:: What the task asks ::
Within the material below, filter for lines that hold the word "being".

++++ Material supplied

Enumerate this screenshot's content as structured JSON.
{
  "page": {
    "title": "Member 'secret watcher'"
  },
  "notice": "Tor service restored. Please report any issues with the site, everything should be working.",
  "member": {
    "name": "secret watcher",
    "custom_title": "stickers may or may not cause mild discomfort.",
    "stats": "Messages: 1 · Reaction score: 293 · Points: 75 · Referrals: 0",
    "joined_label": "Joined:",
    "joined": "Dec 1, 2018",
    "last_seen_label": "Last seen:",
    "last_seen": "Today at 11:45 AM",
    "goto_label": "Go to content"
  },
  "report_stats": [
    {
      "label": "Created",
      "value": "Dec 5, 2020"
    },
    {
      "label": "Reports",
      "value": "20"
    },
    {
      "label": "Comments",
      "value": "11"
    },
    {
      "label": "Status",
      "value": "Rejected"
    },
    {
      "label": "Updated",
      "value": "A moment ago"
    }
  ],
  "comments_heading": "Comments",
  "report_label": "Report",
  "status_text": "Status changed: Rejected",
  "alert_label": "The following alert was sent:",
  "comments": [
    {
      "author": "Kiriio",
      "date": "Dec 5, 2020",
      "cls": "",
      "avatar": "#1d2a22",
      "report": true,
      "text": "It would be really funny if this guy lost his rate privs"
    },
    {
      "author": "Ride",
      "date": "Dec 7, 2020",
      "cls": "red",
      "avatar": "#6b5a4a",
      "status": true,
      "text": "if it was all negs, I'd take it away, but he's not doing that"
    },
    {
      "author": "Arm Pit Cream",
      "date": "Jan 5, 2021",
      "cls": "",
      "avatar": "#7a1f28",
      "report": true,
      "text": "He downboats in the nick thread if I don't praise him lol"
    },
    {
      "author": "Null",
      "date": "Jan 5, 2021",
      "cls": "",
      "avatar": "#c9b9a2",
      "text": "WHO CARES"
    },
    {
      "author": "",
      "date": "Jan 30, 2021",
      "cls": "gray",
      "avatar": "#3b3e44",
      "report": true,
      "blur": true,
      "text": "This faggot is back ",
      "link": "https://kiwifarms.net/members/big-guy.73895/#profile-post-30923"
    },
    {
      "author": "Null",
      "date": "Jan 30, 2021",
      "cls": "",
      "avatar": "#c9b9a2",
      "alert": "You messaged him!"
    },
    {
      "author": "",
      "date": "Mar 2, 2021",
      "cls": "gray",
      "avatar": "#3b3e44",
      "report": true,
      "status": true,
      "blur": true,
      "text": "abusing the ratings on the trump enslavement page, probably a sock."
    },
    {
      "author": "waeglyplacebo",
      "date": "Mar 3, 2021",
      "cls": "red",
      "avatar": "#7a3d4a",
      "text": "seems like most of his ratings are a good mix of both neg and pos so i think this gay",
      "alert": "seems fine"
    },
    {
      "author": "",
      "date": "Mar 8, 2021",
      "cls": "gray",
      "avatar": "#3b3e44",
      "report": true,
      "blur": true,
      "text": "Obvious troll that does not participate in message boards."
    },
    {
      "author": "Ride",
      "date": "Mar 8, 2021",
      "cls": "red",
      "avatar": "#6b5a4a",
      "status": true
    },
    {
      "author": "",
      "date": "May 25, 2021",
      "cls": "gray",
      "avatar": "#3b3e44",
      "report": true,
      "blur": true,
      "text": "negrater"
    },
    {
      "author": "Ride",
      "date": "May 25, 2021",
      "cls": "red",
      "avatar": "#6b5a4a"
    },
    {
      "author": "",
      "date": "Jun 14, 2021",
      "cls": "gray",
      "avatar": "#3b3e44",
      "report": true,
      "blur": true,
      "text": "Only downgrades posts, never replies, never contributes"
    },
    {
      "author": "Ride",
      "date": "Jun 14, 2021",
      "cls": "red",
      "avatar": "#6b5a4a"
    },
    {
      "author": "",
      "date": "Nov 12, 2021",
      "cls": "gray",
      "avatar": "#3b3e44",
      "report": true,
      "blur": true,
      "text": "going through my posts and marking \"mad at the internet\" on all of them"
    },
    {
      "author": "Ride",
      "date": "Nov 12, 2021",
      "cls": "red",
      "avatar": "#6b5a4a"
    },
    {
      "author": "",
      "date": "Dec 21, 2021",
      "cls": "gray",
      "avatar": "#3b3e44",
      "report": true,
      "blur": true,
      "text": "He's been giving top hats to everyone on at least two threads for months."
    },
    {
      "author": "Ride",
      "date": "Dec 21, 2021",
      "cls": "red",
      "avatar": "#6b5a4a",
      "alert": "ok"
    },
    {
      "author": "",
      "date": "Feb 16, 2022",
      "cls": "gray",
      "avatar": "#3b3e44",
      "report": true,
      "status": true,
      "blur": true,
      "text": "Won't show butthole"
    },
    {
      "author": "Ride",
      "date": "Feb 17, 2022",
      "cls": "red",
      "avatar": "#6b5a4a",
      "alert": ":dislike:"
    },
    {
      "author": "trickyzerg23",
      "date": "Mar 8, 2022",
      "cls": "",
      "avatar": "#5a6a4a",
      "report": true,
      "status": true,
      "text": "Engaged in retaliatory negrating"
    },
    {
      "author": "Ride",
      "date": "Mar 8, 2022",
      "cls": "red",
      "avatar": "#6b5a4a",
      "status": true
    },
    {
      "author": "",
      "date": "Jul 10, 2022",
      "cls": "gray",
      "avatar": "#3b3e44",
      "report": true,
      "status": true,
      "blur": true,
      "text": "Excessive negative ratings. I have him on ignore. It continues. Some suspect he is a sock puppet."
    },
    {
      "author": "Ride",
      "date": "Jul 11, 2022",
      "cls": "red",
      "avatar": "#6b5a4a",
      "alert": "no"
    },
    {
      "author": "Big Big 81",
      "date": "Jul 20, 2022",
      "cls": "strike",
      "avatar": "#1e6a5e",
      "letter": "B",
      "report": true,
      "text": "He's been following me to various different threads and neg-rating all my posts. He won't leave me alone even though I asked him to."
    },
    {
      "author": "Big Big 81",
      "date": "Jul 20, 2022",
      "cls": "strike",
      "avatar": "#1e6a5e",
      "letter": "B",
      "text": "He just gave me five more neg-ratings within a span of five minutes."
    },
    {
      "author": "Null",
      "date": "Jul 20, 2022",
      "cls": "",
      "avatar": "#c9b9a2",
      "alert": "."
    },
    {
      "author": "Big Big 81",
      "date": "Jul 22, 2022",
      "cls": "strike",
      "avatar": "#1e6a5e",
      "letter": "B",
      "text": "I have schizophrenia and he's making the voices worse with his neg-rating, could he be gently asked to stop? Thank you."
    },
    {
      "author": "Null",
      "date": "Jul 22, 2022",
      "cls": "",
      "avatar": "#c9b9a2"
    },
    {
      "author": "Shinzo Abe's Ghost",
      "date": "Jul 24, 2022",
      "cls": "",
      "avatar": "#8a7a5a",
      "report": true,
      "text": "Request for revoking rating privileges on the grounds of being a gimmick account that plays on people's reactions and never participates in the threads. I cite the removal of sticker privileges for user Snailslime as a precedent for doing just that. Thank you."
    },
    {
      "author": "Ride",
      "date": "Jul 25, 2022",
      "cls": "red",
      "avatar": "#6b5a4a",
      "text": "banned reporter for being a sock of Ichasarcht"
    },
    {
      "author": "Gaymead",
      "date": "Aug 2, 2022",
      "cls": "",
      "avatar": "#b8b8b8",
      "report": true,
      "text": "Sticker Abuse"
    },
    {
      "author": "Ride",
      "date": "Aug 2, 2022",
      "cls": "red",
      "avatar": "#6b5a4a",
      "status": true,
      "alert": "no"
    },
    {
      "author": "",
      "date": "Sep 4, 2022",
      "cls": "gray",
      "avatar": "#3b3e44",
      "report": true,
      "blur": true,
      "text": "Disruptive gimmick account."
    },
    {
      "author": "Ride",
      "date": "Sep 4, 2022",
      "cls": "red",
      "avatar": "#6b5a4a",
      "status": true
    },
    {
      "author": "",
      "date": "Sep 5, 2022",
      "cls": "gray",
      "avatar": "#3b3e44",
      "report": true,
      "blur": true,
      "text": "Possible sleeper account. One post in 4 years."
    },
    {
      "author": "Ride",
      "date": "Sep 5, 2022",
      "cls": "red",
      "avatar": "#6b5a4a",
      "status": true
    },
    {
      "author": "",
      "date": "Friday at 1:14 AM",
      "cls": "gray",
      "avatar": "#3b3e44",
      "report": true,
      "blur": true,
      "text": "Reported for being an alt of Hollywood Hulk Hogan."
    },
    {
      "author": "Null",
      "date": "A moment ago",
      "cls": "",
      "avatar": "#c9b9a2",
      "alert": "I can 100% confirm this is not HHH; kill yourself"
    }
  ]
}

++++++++

:: Answer area ::
      "text": "Request for revoking rating privileges on the grounds of being a gimmick account that plays on people's reactions and never participates in the threads. I cite the removal of sticker privileges for user Snailslime as a precedent for doing just that. Thank you."
      "text": "banned reporter for being a sock of Ichasarcht"
      "text": "Reported for being an alt of Hollywood Hulk Hogan."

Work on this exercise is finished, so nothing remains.